WGA: 'No Agreement' With AMPTP After Meeting
Guild alleges studios were 'leaking to the press'; read full email to members
Friday night update: In an email update sent to Writers Guild membership around 9:30 p.m. PT, the union’s negotiating committee said that it had come to “no agreement” with the AMPTP on various issues after its much anticipated meeting earlier this afternoon, and accused the studios of leaking to the trades.
During the meeting between WGA chief negotiator Ellen Stutzman and general counsel Tony Segall and the AMPTP pres and chief negotiator Carol Lombardini, both parties discussed a “potential negotiation protocol,” a “preview of the issues” that would be revived in the negotiating room, and press blackouts, according to the guild.
But the WGA said there was “no agreement on these items, because the AMPTP said they needed to consult with their member studios before moving forward.”
The WGA had not responded to our requests for comment after the meeting. In its missive to membership, leadership said that it had not planned to offer a detailed update, but alleged the studios were “leaking to the press” [Editor’s note: not us, apparently] and felt compelled to offer a play-by-play of the meeting after all.
Lombardini was “willing to increase their offer on a few writer-specific TV minimums — and willing to talk about AI — but that they were not willing to engage on the preservation of the writers’ room, or success-based residuals. She did not indicate willingness to address screenwriter issues, Appendix A issues, and many of the other proposals that remain on our list,” reads the WGA email.
The AMPTP did not immediately respond to request for comment.
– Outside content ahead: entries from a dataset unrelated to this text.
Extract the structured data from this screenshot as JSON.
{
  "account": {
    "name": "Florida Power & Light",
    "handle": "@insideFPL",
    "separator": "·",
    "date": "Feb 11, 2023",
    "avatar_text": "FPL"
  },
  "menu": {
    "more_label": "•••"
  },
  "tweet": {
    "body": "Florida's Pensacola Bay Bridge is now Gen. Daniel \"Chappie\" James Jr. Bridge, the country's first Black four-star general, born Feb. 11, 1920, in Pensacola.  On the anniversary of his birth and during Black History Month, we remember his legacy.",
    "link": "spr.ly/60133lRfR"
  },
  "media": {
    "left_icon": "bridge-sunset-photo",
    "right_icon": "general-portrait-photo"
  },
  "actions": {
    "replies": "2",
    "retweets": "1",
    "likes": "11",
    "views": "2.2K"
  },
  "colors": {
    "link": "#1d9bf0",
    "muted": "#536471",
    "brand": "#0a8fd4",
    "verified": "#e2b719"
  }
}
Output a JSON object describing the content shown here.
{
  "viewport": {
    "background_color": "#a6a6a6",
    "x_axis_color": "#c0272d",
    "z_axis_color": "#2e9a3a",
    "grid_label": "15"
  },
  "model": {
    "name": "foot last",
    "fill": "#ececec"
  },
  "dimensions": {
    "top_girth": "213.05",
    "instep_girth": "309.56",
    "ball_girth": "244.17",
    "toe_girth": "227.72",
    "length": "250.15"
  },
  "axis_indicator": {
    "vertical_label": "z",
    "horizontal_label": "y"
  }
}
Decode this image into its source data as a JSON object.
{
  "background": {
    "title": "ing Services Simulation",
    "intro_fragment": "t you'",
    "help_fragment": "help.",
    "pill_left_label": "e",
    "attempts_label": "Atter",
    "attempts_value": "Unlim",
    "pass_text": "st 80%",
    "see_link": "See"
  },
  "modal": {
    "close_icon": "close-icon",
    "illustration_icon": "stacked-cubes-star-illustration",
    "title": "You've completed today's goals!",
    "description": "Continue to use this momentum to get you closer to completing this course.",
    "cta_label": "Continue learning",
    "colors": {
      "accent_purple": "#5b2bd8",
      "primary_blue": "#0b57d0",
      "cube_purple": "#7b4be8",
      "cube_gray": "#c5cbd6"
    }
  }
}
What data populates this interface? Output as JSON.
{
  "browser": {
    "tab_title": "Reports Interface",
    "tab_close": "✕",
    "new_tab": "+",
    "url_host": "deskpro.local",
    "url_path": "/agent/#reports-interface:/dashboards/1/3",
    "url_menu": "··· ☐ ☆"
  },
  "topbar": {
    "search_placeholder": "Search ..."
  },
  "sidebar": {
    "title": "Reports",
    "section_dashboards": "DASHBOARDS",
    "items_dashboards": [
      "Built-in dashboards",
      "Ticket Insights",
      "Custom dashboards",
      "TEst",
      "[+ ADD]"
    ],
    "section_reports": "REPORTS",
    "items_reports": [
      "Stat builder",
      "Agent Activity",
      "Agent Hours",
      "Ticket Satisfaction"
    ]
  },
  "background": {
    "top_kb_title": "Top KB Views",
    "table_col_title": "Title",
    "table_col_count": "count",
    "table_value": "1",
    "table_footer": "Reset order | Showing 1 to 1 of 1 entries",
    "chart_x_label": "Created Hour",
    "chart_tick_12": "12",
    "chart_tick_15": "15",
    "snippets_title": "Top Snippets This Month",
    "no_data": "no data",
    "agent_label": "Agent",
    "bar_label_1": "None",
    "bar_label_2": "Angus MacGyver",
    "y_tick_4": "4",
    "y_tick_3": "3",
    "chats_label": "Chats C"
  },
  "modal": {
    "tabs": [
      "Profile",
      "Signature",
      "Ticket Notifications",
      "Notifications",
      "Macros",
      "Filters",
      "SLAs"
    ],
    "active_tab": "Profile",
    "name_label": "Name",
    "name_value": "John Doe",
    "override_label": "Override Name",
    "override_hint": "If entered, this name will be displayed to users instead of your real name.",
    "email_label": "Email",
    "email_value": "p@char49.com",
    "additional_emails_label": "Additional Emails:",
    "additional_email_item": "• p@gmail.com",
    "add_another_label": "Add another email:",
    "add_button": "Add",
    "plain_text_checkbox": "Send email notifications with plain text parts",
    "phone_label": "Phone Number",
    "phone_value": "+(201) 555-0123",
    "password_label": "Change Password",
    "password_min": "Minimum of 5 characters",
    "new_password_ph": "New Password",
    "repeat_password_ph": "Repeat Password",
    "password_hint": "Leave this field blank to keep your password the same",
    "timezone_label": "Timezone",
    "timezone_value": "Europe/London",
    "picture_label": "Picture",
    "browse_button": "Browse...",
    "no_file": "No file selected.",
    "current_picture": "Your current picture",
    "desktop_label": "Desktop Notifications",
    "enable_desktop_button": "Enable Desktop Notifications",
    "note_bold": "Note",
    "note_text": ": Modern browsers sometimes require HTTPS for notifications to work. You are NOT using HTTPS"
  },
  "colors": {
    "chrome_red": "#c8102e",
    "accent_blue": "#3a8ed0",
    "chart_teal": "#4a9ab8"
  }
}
According to the WGA, Stutzman also added that there were other issues that had arisen over the course of the strike, including “health care benefit extension and additional plan funding, reinstatement of striking writers, and arbitration of disputes arising during the strike” — and that those would also need to be addressed.
The negotiating committee concluded that the supposed leaks were “confirmation that the AMPTP playbook continues.”
The meeting marked the first time the union and the studios had met in three months since the strike began on May 2. We are now on Day 95 of the WGA strike and Day 22 of the SAG-AFTRA strike.
Here’s the full message to members, below:
Ellen Stutzman and Tony Segall met with Carol Lombardini and AMPTP staff this afternoon for what Carol stated was a confidential sidebar to discuss resuming negotiations for a new MBA. Topics included – at the AMPTP’s insistence – press blackouts. Also discussed was a potential negotiation protocol and a preview of the issues each side intends to bring back to the table upon resumption.
As of now, there is no agreement on these items, because the AMPTP said they needed to consult with their member studios before moving forward.
Our intention after the confidential meeting was to send a simple email to you all letting you know we would get back to you when there was more specific information about resuming negotiations.
However, before the negotiating committee even had a chance to meet, our communications department began hearing from the trades asking for comments on studio-leaked rumors of the contents of the confidential meeting. This is after the AMPTP spent much of the meeting emphasizing the need for a press blackout.
Since the studios are leaking to the press we need to let you know what was said in the meeting.
First, Carol informed us that the DGA deal would be the deal on any pattern issues.
She stated they were willing to increase their offer on a few writer-specific TV minimums – and willing to talk about AI – but that they were not willing to engage on the preservation of the writers’ room, or success-based residuals. She did not indicate willingness to address screenwriter issues, Appendix A issues, and many of the other proposals that remain on our list.
On behalf of the Guild, Ellen reiterated the expectation that all the fundamental issues over which writers have been striking these past three months would be addressed in this new contract, and that no segment of the membership would be left behind.
Ellen made clear that, in addition to a comprehensive response from the AMPTP on our proposals in all work areas, we will need to address issues arising from the strike, including a health care benefit extension and additional plan funding, reinstatement of striking writers, and arbitration of disputes arising during the strike. We will also seek the right for individual WGA members to honor other unions’ picket lines as they have honored ours during this strike.
Carol’s response – something she repeated three times during the meeting – echoes what was written in the AMPTP press statement yesterday: “People just want to get back to work.”
We agree, with the caveat that those conditions that have made writers’ jobs increasingly untenable must first be addressed.
Your committee remains willing to engage with the companies and resume negotiations in good faith to make a fair deal for all writers, even with this early confirmation that the AMPTP playbook continues. But rest assured, this committee does not intend to leave anyone behind, or make merely an incremental deal to conclude this strike.
WGA NEGOTIATING COMMITTEE